The fear of Mr. Johnson’s tipping the outcome in an important state may explain why an aide to Mr. Romney ran what was effectively a surveillance operation into Mr. Johnson’s efforts over the summer to qualify for the ballot at the Iowa State Fair, providing witnesses to testify in a lawsuit to block him that ultimately fizzled.

Libertarians suspect it is why Republican state officials in Michigan blocked Mr. Johnson from the ballot after he filed proper paperwork three minutes after his filing deadline.

And it is why Republicans in Pennsylvania hired a private detective to investigate his ballot drive in Philadelphia, appearing at the homes of paid canvassers and, in some cases, flashing an F.B.I. badge — he was a retired agent — while asking to review the petitions they gathered at $1 a signature, according to testimony in the case and interviews.

The Republican Party has been doing its best to prevent Gary Johnson from appearing on the ballots just as the Democratic Party previously attempted to do to Ralph Nader. Both major parties have a history of actively trying to prevent potential competition from being valid options in presidential races.

What’s more fraudulent, a potential handful of individuals voting multiple times or major political parties actively trying to silence those who oppose them? I would say the latter. Preventing candidates from appearing on ballots not only takes votes away from those candidates but it also disenfranchises supporters of those candidates. If you believe the voting system is how an individual expresses their desire during an election and Gary Johnson is prevented from appearing on the ballots how can a libertarian express his or her desire during the presidential election? They can’t. Doesn’t that effectively cheat libertarians out of expressing their desire in this system where everybody supposedly has a voice?

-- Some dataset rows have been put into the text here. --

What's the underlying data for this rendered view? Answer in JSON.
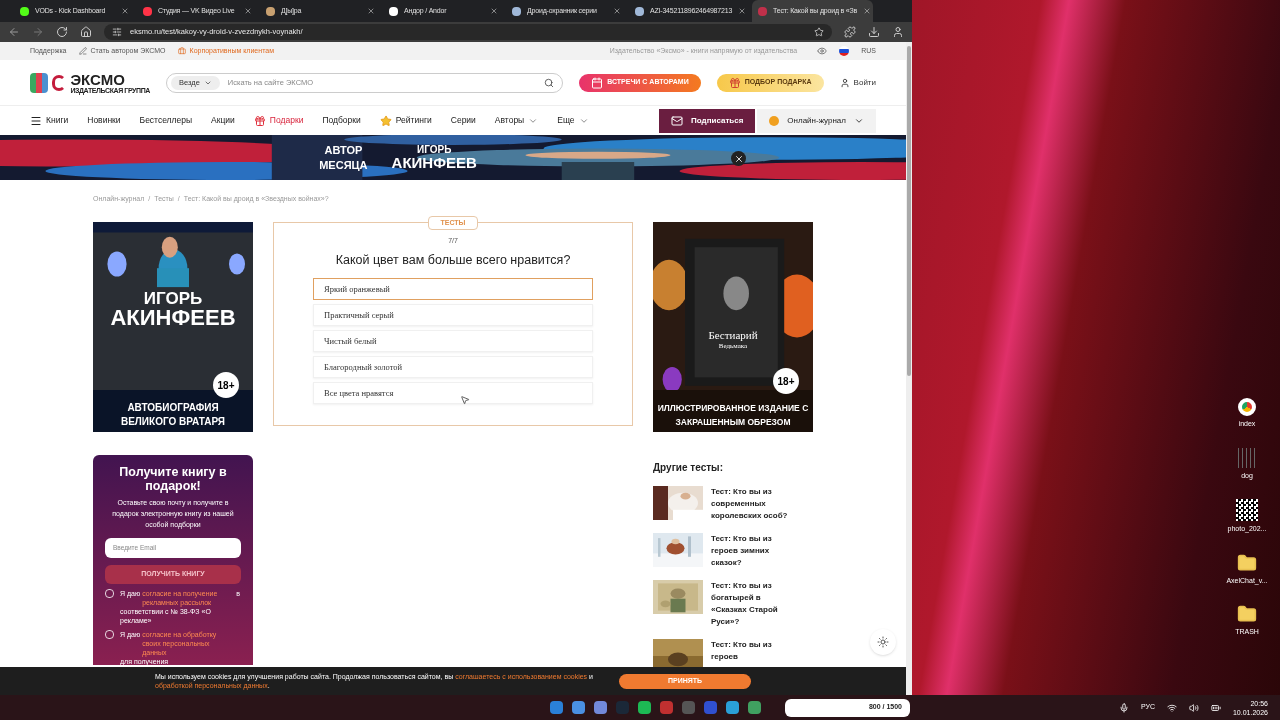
{
  "browser": {
    "tabs": [
      {
        "title": "VODs - Kick Dashboard",
        "selected": false,
        "color": "#53fc18"
      },
      {
        "title": "Студия — VK Видео Live",
        "selected": false,
        "color": "#ff3347"
      },
      {
        "title": "Д[ы]ра",
        "selected": false,
        "color": "#c8a070"
      },
      {
        "title": "Андор / Andor",
        "selected": false,
        "color": "#ffffff"
      },
      {
        "title": "Дроид-охранник серии",
        "selected": false,
        "color": "#a0b8d8"
      },
      {
        "title": "AZI-3452118962464987213",
        "selected": false,
        "color": "#a0b8d8"
      },
      {
        "title": "Тест: Какой вы дроид в «Зв",
        "selected": true,
        "color": "#c0304a"
      }
    ],
    "url": "eksmo.ru/test/kakoy-vy-droid-v-zvezdnykh-voynakh/"
  },
  "topbar": {
    "links": [
      {
        "label": "Поддержка",
        "kind": "plain"
      },
      {
        "label": "Стать автором ЭКСМО",
        "kind": "pen"
      },
      {
        "label": "Корпоративным клиентам",
        "kind": "corporate"
      }
    ],
    "tagline": "Издательство «Эксмо» - книги напрямую от издательства",
    "language": "RUS"
  },
  "header": {
    "logo": {
      "name": "ЭКСМО",
      "subtitle": "ИЗДАТЕЛЬСКАЯ ГРУППА"
    },
    "search": {
      "scope": "Везде",
      "placeholder": "Искать на сайте ЭКСМО"
    },
    "buttons": [
      {
        "label": "ВСТРЕЧИ С АВТОРАМИ",
        "kind": "meetings"
      },
      {
        "label": "ПОДБОР ПОДАРКА",
        "kind": "gift"
      }
    ],
    "login": "Войти"
  },
  "nav": {
    "items": [
      {
        "label": "Книги",
        "kind": "menu"
      },
      {
        "label": "Новинки",
        "kind": "plain"
      },
      {
        "label": "Бестселлеры",
        "kind": "plain"
      },
      {
        "label": "Акции",
        "kind": "plain"
      },
      {
        "label": "Подарки",
        "kind": "gift"
      },
      {
        "label": "Подборки",
        "kind": "plain"
      },
      {
        "label": "Рейтинги",
        "kind": "rating"
      },
      {
        "label": "Серии",
        "kind": "plain"
      },
      {
        "label": "Авторы",
        "kind": "dropdown"
      },
      {
        "label": "Еще",
        "kind": "dropdown"
      }
    ],
    "subscribe": "Подписаться",
    "journal": "Онлайн-журнал"
  },
  "banner": {
    "line_1": "АВТОР",
    "line_2": "МЕСЯЦА",
    "name_1": "ИГОРЬ",
    "name_2": "АКИНФЕЕВ"
  },
  "breadcrumbs": {
    "separator": "/",
    "items": [
      "Онлайн-журнал",
      "Тесты",
      "Тест: Какой вы дроид в «Звездных войнах»?"
    ]
  },
  "left_ad": {
    "title_1": "ИГОРЬ",
    "title_2": "АКИНФЕЕВ",
    "age": "18+",
    "caption": "АВТОБИОГРАФИЯ ВЕЛИКОГО ВРАТАРЯ"
  },
  "quiz": {
    "tag": "ТЕСТЫ",
    "progress": "7/7",
    "question": "Какой цвет вам больше всего нравится?",
    "options": [
      {
        "label": "Яркий оранжевый",
        "selected": true
      },
      {
        "label": "Практичный серый",
        "selected": false
      },
      {
        "label": "Чистый белый",
        "selected": false
      },
      {
        "label": "Благородный золотой",
        "selected": false
      },
      {
        "label": "Все цвета нравятся",
        "selected": false
      }
    ]
  },
  "right_ad": {
    "title_1": "Бестиарий",
    "title_2": "Ведьмака",
    "age": "18+",
    "caption": "ИЛЛЮСТРИРОВАННОЕ ИЗДАНИЕ С ЗАКРАШЕННЫМ ОБРЕЗОМ"
  },
  "promo": {
    "title": "Получите книгу в подарок!",
    "text": "Оставьте свою почту и получите в подарок электронную книгу из нашей особой подборки",
    "email_placeholder": "Введите Email",
    "button": "ПОЛУЧИТЬ КНИГУ",
    "consents": [
      {
        "checked": false,
        "before": "Я даю ",
        "link": "согласие на получение рекламных рассылок",
        "after": " в соответствии с № 38-ФЗ «О рекламе»"
      },
      {
        "checked": false,
        "before": "Я даю ",
        "link": "согласие на обработку своих персональных данных",
        "after": " для получения"
      }
    ]
  },
  "other_tests": {
    "title": "Другие тесты:",
    "items": [
      {
        "title": "Тест: Кто вы из современных королевских особ?"
      },
      {
        "title": "Тест: Кто вы из героев зимних сказок?"
      },
      {
        "title": "Тест: Кто вы из богатырей в «Сказках Старой Руси»?"
      },
      {
        "title": "Тест: Кто вы из героев"
      }
    ]
  },
  "cookie": {
    "text": "Мы используем cookies для улучшения работы сайта. Продолжая пользоваться сайтом, вы ",
    "link_1": "соглашаетесь с использованием cookies",
    "middle": " и ",
    "link_2": "обработкой персональных данных",
    "end": ".",
    "button": "ПРИНЯТЬ"
  },
  "desktop_icons": [
    {
      "label": "index",
      "kind": "chrome"
    },
    {
      "label": "dog",
      "kind": "file"
    },
    {
      "label": "photo_202...",
      "kind": "qr"
    },
    {
      "label": "AxelChat_v...",
      "kind": "folder"
    },
    {
      "label": "TRASH",
      "kind": "folder"
    }
  ],
  "taskbar": {
    "widget": "800 / 1500",
    "language": "РУС",
    "time": "20:56",
    "date": "10.01.2026"
  }
}
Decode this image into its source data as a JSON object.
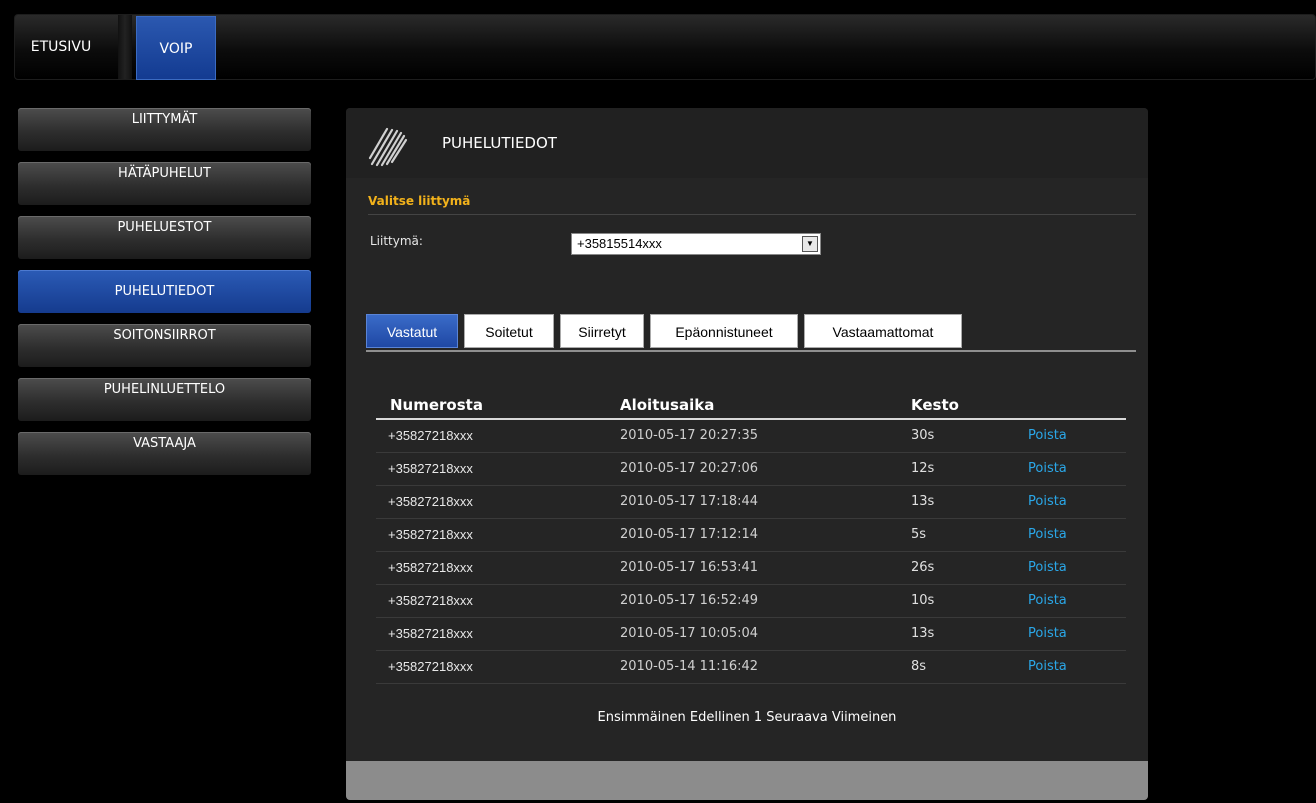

If you want to address voter fraud look no further than these tactics being used by the two major political parties to silence third party candidates. Entire blocks of the voting public are being prevented from expressing their desires during the election.